In commemorating Brain Injury Month for 2024, observed each year in March, the Brain Injury Association (BIAA) has launched a survivor-focused awareness campaign. The “My Brain Injury Journey” campaign seeks to begin a larger discussion about some of the less well-known aspects of brain injury while “empowering survivors and their loved ones to share their personal stories about life after brain injury.” In considering post-brain injury life, it is important to recognize that vision loss, with its life-altering impact, is a common consequence following a brain injury, particularly when the injury is traumatic, or “caused by an external force.” The BIAA campaign’s intent is to shed light on both the complex nature of brain injury and the unique ways it impacts life for each survivor. “The intimate link between brain and eye leads to many manifestations of TBI (traumatic brain injury) that disturb vision, perception, and ability to perform essential everyday tasks such as reading, typing, driving, and navigating within the environment,” according to a study reported on by the National Institutes of Health (NIH) National Library of Medicine. Estimates indicate that more than half of all TBIs result in visual difficulties. Some of the most common issues are blurred vision, double vision, light sensitivity, reduction or loss of visual field, loss of contrast sensitivity, and visual fatigue. It is advisable to screen individuals who have experienced a TBI/concussion for vision symptoms. This will help to determine and address vision or ocular issues that may be contributing to post-injury difficulties to develop a vision rehabilitation plan, which is customized to meet each client’s individual, unique needs. For those providing vision rehabilitation services, it is recommended that clients be asked if they have ever had a brain injury so that this can be considered in the plan for services. Read more in the NIH National Library of Medicine report of a study on Traumatic brain injury: Mechanisms, manifestations, and visual sequelae, the Neuro-Optometric Rehabilitation Association webpage describing Common Vision Problems & Symptoms Following a Brain Injury, and the Disability Review article on Vision rehabilitation interventions following mild traumatic brain injury: a scoping review.

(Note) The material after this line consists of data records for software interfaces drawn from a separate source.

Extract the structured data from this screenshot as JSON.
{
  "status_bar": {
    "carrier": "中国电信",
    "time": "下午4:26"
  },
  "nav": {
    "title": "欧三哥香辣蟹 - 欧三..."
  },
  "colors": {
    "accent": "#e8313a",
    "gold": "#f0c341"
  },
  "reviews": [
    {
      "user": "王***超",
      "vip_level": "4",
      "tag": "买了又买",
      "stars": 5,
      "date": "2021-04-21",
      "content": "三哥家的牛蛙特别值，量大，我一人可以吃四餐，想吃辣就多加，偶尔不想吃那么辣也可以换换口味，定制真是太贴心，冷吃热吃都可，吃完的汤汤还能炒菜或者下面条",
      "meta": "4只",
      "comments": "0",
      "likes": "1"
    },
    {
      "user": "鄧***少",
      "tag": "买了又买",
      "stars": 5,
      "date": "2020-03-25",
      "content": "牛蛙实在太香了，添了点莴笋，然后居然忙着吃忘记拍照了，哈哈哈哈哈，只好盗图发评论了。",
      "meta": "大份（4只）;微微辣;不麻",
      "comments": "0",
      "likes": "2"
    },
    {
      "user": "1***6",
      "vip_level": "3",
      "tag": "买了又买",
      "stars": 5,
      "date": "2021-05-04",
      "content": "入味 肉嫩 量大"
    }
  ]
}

Resources for Brain Injury Awareness Month

The “My Brain Injury Journey” campaign invites survivors and those who care for and about them to share their experiences of living with brain injury. Developed with input from brain injury survivors, the campaign provides a toolkit with social media templates, sample language, fact sheets, printable signs, and more. BIAA also offers suggestions on how to get involved on their Brain Injury Awareness Month page. For additional information about the campaign and brain injury, read the webpages announcing that the Brain Injury Association of America Launches New Awareness Campaign in Conjunction with Brain Injury Awareness Month as well as those covering The My Brain Injury Journey Campaign and addressing What is the difference between an acquired brain injury and a traumatic brain injury?